Found this article by Colleen Flaherty and the mentioned study via Linda Duits. There is new evidence that – I would say again – suggests that student evaluations of teaching are not that reliable, more specific these SET’s are biased against female instructors “in so many ways that adjusting them for that bias is impossible”.
From the article:
Moreover, the paper says, gender biases about instructors — which vary by discipline, student gender and other factors — affect how students rate even supposedly objective practices, such as how quickly assignments are graded. And these biases can be large enough to cause more effective instructors to get lower teaching ratings than instructors who prove less effective by other measures, according to the study based on analyses of data sets from one French and one U.S. institution.
“In two very different universities and in a broad range of course topics, SET measure students’ gender biases better than they measure the instructor’s teaching effectiveness,” the paper says. “Overall, SET disadvantage female instructors. There is no evidence that this is the exception rather than the rule.”
Accordingly, the “onus should be on universities that rely on SET for employment decisions to provide convincing affirmative evidence that such reliance does not have disparate impact on women, underrepresented minorities, or other protected groups,” the paper says. Absent such specific evidence, “SET should not be used for personnel decisions.”
Abstract of the article “Student Evaluations of Teaching (Mostly) Do Not Measure Teaching Effectiveness”:
Student evaluations of teaching (SET) are widely used in academic personnel decisions as a measure of teaching effectiveness.

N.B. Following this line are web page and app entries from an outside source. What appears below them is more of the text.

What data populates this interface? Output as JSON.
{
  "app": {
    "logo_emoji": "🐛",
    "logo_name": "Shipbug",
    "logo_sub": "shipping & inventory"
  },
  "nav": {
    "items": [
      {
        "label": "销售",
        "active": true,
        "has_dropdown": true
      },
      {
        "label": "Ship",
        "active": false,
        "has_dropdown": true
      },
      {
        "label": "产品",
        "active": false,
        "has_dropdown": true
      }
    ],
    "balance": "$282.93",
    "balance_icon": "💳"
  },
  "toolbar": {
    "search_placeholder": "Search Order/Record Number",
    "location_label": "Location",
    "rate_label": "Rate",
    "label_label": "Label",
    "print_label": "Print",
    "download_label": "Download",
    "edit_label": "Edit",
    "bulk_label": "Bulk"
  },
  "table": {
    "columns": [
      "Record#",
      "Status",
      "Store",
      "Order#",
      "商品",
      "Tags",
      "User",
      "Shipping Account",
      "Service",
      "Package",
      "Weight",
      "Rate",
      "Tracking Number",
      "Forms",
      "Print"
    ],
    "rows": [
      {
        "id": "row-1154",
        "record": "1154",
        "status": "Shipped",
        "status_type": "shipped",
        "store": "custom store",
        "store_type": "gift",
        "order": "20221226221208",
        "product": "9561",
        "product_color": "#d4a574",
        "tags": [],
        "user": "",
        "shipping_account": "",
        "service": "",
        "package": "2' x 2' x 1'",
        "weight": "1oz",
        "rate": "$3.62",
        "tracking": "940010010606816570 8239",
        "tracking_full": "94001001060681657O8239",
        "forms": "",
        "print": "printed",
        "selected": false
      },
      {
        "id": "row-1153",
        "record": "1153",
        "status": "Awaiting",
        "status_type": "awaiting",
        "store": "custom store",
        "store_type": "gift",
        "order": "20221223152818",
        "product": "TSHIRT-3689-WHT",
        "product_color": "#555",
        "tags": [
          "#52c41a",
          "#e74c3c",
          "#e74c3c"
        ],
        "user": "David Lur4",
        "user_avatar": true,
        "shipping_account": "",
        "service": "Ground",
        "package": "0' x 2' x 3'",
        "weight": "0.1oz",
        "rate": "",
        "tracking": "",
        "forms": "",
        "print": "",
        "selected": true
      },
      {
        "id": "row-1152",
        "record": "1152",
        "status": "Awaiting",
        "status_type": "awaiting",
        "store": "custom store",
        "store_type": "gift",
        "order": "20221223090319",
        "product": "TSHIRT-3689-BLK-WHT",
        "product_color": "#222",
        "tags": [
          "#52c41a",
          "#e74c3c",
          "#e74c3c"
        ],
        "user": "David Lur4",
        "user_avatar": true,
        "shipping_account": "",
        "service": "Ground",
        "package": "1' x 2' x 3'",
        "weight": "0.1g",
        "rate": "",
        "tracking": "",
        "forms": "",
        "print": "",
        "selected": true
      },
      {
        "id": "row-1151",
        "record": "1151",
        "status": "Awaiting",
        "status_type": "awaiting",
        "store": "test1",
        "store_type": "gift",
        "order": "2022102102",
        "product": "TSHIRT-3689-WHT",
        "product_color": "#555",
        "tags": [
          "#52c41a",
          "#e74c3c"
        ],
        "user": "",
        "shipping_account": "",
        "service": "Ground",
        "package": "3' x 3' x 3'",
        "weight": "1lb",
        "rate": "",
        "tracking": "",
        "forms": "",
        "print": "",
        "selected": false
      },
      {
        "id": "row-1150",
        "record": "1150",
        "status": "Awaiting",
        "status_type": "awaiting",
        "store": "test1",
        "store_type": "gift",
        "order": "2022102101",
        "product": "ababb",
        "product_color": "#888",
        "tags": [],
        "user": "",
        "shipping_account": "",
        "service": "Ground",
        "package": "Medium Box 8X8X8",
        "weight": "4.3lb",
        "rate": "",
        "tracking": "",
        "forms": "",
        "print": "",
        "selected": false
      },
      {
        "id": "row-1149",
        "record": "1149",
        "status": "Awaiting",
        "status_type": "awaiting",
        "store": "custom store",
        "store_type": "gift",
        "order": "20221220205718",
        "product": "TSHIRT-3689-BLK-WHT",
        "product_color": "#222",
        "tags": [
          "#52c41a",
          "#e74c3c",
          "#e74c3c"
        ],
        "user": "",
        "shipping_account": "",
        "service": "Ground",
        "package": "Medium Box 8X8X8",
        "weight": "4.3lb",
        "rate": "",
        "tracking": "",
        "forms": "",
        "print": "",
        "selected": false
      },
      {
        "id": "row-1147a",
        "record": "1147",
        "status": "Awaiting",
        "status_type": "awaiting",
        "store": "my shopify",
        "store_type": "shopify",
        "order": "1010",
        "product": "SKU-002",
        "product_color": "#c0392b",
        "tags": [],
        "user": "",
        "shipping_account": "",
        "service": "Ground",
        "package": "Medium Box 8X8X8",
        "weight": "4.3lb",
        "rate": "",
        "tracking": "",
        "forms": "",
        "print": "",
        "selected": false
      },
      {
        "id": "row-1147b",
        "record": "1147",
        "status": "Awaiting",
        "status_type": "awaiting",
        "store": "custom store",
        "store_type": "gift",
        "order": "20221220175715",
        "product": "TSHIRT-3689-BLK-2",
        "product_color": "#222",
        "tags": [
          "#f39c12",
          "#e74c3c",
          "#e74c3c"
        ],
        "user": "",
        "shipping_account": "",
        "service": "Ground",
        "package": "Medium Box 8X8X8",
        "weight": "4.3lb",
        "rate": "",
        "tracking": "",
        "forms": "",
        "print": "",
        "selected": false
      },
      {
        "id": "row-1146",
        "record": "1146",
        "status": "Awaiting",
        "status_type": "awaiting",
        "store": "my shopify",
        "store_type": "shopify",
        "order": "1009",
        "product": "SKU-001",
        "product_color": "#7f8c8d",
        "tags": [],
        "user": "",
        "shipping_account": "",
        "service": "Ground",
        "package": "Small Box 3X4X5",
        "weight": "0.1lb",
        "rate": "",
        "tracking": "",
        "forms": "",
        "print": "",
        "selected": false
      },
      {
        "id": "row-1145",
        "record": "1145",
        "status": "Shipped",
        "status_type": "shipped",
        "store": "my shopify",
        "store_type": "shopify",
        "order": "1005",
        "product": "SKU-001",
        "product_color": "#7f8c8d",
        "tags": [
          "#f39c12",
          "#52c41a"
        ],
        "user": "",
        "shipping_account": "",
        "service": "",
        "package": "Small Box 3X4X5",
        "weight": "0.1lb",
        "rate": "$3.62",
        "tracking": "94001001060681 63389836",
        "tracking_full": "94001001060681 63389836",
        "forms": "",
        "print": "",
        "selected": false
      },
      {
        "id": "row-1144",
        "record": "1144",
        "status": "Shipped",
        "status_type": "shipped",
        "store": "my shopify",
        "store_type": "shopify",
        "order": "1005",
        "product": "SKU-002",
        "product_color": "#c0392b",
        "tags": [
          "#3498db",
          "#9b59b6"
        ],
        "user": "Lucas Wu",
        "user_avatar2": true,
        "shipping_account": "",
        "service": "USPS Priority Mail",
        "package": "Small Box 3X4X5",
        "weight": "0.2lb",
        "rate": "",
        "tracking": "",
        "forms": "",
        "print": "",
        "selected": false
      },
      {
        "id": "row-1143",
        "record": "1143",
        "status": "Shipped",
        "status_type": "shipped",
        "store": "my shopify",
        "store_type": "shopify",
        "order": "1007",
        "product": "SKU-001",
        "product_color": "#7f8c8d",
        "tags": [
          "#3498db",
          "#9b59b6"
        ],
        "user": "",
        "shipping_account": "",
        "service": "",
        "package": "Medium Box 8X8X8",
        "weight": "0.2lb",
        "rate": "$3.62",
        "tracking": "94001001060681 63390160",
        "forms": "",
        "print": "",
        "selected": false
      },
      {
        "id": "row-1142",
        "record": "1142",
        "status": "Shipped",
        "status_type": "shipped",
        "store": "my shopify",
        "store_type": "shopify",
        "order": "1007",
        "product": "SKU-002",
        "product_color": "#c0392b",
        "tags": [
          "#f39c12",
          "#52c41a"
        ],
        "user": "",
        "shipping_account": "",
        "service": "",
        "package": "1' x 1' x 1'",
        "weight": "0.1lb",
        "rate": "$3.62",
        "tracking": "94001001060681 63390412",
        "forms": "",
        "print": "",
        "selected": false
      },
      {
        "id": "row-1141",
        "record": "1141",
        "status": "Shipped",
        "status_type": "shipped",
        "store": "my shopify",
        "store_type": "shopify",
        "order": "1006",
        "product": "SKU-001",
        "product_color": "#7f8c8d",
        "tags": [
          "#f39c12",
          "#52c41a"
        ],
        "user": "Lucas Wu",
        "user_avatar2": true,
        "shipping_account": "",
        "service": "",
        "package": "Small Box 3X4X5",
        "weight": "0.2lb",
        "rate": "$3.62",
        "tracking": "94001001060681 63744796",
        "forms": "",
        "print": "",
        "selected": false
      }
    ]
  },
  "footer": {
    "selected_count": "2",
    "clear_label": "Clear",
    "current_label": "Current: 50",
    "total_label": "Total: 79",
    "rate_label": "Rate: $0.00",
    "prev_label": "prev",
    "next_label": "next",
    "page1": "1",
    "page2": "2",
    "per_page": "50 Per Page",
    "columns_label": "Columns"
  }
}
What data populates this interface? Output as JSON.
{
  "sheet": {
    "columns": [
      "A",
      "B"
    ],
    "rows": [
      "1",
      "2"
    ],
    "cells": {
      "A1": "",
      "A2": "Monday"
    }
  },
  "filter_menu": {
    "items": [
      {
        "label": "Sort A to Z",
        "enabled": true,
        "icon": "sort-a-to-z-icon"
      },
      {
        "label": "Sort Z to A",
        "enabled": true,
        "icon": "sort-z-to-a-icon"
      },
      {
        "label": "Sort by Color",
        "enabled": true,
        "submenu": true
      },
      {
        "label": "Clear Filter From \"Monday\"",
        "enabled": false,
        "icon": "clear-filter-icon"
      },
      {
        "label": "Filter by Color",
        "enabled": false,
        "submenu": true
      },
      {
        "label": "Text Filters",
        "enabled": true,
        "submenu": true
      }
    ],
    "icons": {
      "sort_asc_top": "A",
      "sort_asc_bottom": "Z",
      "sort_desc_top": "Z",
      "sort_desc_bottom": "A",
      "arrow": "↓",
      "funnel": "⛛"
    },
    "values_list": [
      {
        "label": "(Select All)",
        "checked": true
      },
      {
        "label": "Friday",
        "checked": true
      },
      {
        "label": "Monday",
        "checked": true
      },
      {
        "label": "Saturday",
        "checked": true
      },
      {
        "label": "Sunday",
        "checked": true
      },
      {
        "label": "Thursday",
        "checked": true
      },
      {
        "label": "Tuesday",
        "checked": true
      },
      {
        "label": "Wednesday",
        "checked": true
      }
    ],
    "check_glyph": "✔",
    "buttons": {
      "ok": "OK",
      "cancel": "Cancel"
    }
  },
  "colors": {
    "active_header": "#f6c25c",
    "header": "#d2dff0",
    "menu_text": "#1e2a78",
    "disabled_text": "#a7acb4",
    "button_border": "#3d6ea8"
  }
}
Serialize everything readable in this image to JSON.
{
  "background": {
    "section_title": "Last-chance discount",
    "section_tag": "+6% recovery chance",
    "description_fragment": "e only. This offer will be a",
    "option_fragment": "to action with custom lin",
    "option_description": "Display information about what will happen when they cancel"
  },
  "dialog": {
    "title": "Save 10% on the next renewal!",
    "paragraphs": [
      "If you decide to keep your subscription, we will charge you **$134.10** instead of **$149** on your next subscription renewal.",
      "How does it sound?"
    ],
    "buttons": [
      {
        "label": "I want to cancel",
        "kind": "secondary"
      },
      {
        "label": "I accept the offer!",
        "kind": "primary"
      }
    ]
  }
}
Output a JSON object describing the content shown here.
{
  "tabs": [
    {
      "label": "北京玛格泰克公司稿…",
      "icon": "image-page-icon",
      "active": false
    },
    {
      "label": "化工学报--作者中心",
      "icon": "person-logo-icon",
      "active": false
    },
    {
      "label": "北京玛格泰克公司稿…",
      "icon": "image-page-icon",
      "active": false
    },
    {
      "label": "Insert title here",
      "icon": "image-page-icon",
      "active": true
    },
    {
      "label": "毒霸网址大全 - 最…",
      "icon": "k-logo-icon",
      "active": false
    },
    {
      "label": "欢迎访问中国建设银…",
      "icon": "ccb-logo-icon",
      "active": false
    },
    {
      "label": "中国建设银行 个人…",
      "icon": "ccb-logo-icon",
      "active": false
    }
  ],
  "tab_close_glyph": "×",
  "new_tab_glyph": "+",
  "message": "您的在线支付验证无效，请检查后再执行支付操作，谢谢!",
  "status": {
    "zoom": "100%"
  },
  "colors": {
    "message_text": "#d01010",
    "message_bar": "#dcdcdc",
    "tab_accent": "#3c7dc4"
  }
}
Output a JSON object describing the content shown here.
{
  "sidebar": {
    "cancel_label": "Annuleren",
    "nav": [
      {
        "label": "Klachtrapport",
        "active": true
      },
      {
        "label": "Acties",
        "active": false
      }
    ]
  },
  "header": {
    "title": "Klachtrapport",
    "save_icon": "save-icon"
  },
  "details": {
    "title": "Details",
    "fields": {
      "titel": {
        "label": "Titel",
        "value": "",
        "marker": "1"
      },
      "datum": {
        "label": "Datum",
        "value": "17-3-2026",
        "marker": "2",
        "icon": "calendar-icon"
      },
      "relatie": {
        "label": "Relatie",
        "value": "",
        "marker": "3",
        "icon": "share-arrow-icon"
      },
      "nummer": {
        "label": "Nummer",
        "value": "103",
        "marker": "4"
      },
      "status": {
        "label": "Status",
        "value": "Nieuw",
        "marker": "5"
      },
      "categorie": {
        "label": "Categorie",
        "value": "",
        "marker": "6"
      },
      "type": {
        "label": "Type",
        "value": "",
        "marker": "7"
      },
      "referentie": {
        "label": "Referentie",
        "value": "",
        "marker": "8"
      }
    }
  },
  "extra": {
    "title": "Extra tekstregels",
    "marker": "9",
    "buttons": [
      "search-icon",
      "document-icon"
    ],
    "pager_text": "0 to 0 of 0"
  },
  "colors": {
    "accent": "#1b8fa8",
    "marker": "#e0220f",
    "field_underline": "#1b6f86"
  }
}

We show:
- SET are biased against female instructors by an amount that is large and statistically significant
- the bias affects how students rate even putatively objective aspects of teaching, such as how promptly assignments are graded
- the bias varies by discipline and by student gender, among other things
- it is not possible to adjust for the bias, because it depends on so many factors
- SET are more sensitive to students’ gender bias and grade expectations than they are to teaching effectiveness
- gender biases can be large enough to cause more effective instructors to get lower SET than less effective instructors.
These findings are based on nonparametric statistical tests applied to two datasets: 23,001 SET of 379 instructors by 4,423 students in six mandatory first-year courses in a five-year natural experiment at a French university, and 43 SET for four sections of an online course in a randomized, controlled, blind experiment at a US university.